- People v. Spence (2005) 125 Cal.App.4th 710, 716. ("[with respect to a California Vehicle Code 12500 VC driving without a valid license prosecution]...the party, if licensed, can immediately show it without the least inconvenience; whereas, if proof of the negative were required, the inconvenience would be very great.'.... [W]here a license would be a complete defense the burden is upon the defendant to prove the fact so clearly within his own knowledge.'" This rule originated in the days when the fact that a person did not hold a license could not be easily ascertained by the body that issues such licenses...we choose not to deviate from the well-established principle of applying the rule of convenience to cases involving licenses.")
- See endnote 2, above.
- California Penal Code 19.8 PC -- Infractions; classification of offenses; fines; effect of conviction. ("Except where a lesser maximum fine is expressly provided for a violation of any of those sections [including California Vehicle Code 12500 VC], any violation which is an infraction is punishable by a fine not exceeding two hundred fifty dollars ($250).")
- California Penal Code 19 PC -- Punishment for misdemeanor [such as VC 12500 driving without a license]; punishment not otherwise prescribed. ("Except in cases where a different punishment is prescribed by any law of this state, every offense declared to be a misdemeanor is punishable by imprisonment in the county jail not exceeding six months, or by fine not exceeding one thousand dollars ($1,000), or by both.")

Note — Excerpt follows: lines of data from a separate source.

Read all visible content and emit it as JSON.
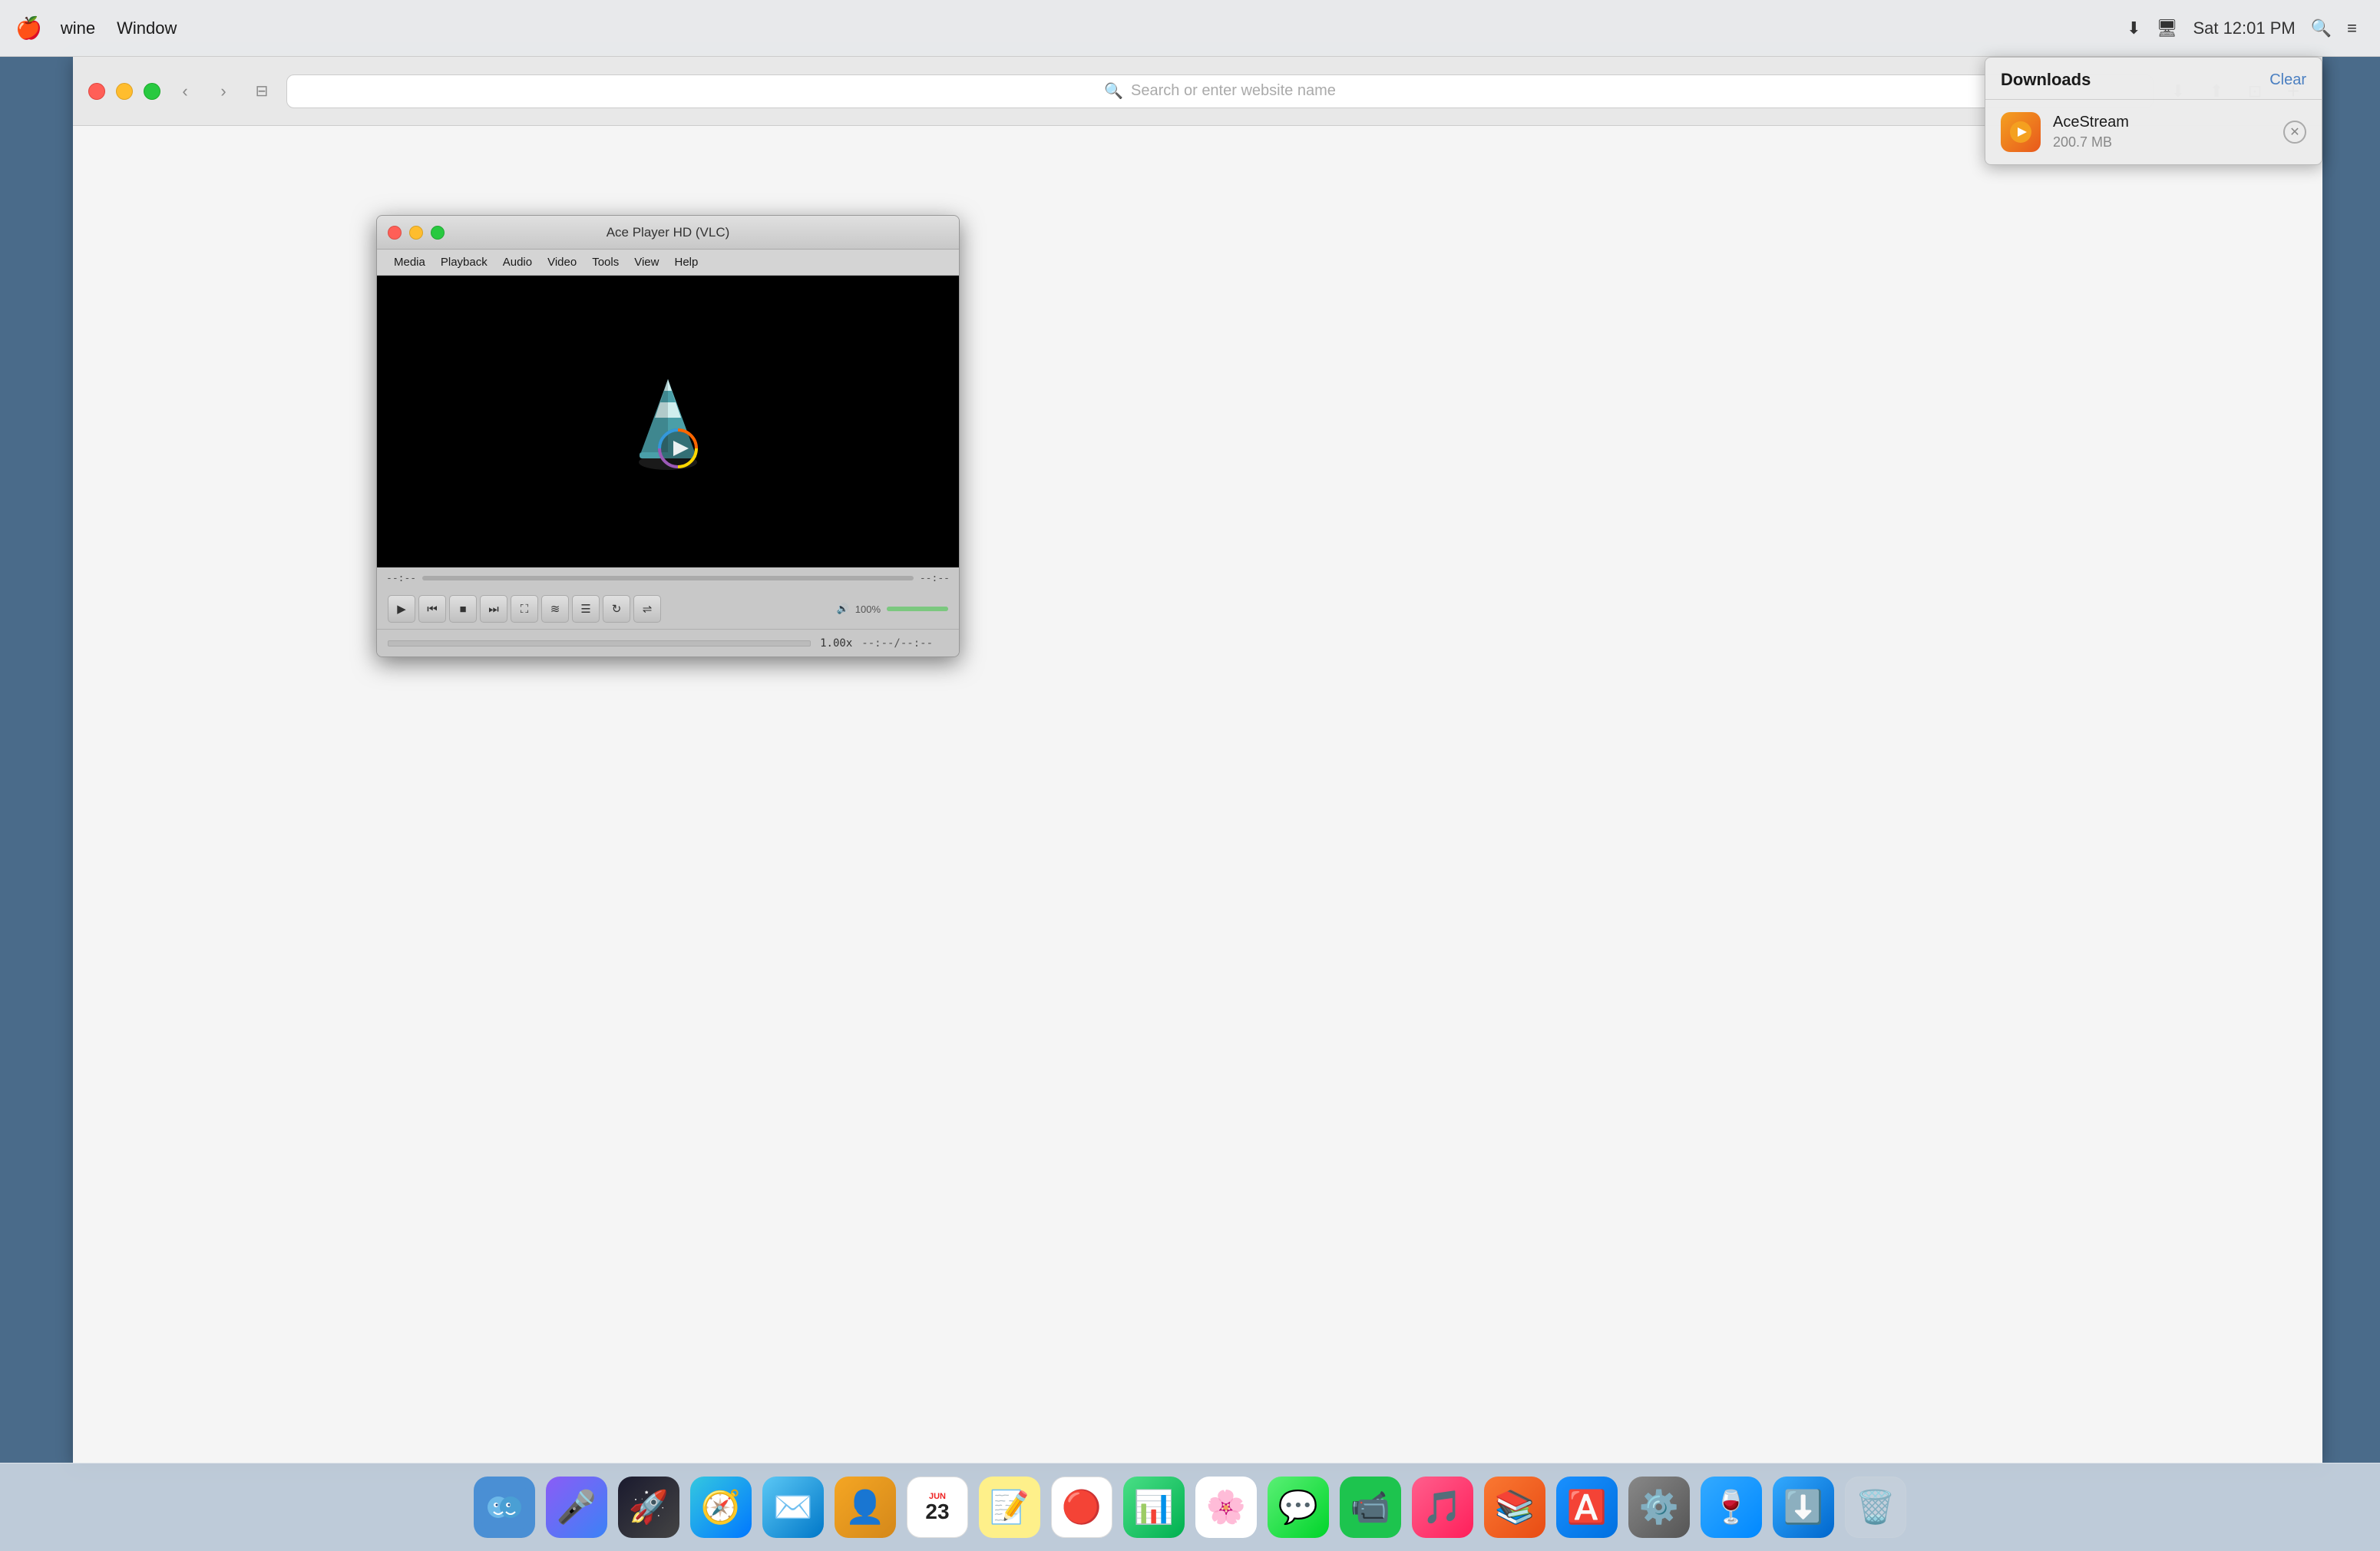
{
  "menubar": {
    "apple": "🍎",
    "app_name": "wine",
    "window_menu": "Window",
    "time": "Sat 12:01 PM"
  },
  "browser": {
    "address_bar_placeholder": "Search or enter website name",
    "back_arrow": "‹",
    "forward_arrow": "›",
    "sidebar_icon": "⊞"
  },
  "downloads": {
    "title": "Downloads",
    "clear_label": "Clear",
    "item_name": "AceStream",
    "item_size": "200.7 MB"
  },
  "vlc": {
    "title": "Ace Player HD (VLC)",
    "menu_items": [
      "Media",
      "Playback",
      "Audio",
      "Video",
      "Tools",
      "View",
      "Help"
    ],
    "seek_left": "--:--",
    "seek_right": "--:--",
    "volume_label": "100%",
    "speed": "1.00x",
    "time": "--:--/--:--"
  },
  "dock": {
    "items": [
      {
        "name": "Finder",
        "icon": "🔵"
      },
      {
        "name": "Siri",
        "icon": "🔮"
      },
      {
        "name": "Launchpad",
        "icon": "🚀"
      },
      {
        "name": "Safari",
        "icon": "🧭"
      },
      {
        "name": "Mail",
        "icon": "✉️"
      },
      {
        "name": "Contacts",
        "icon": "📒"
      },
      {
        "name": "Calendar",
        "icon": "📅"
      },
      {
        "name": "Notes",
        "icon": "📝"
      },
      {
        "name": "Reminders",
        "icon": "🔴"
      },
      {
        "name": "Slideshow",
        "icon": "📊"
      },
      {
        "name": "Photos",
        "icon": "🌸"
      },
      {
        "name": "Messages",
        "icon": "💬"
      },
      {
        "name": "FaceTime",
        "icon": "📹"
      },
      {
        "name": "Music",
        "icon": "🎵"
      },
      {
        "name": "Books",
        "icon": "📚"
      },
      {
        "name": "App Store",
        "icon": "🅰️"
      },
      {
        "name": "System Preferences",
        "icon": "⚙️"
      },
      {
        "name": "Wine",
        "icon": "🍷"
      },
      {
        "name": "Finder Downloads",
        "icon": "⬇️"
      },
      {
        "name": "Trash",
        "icon": "🗑️"
      }
    ]
  }
}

See also California Vehicle Code 14607.6 VC -- Motor vehicles subject to forfeiture; driving without a license; impoundment. ("(a) Notwithstanding any other provision of law, and except as provided in this section, a motor vehicle is subject to forfeiture as a nuisance if it is driven on a highway in this state by a driver with a suspended or revoked license, or by an unlicensed driver, who is a registered owner of the vehicle at the time of impoundment and has a previous misdemeanor conviction for a violation of subdivision (a) of [California Vehicle Code] Section 12500 [driving without a valid license] or Section 14601, 14601.1, 14601.2, 14601.3, 14601.4, or 14601.5.")
- Los Angeles criminal defense attorney John Murray focuses his criminal defense practice on California DUI and driving-related issues. He defends clients accused of driving with no license in Los Angeles, Orange County, and the South Bay.
- For more information on AB 60, The Safe and Responsible Driver Act, see AB 60 at Driveca.org.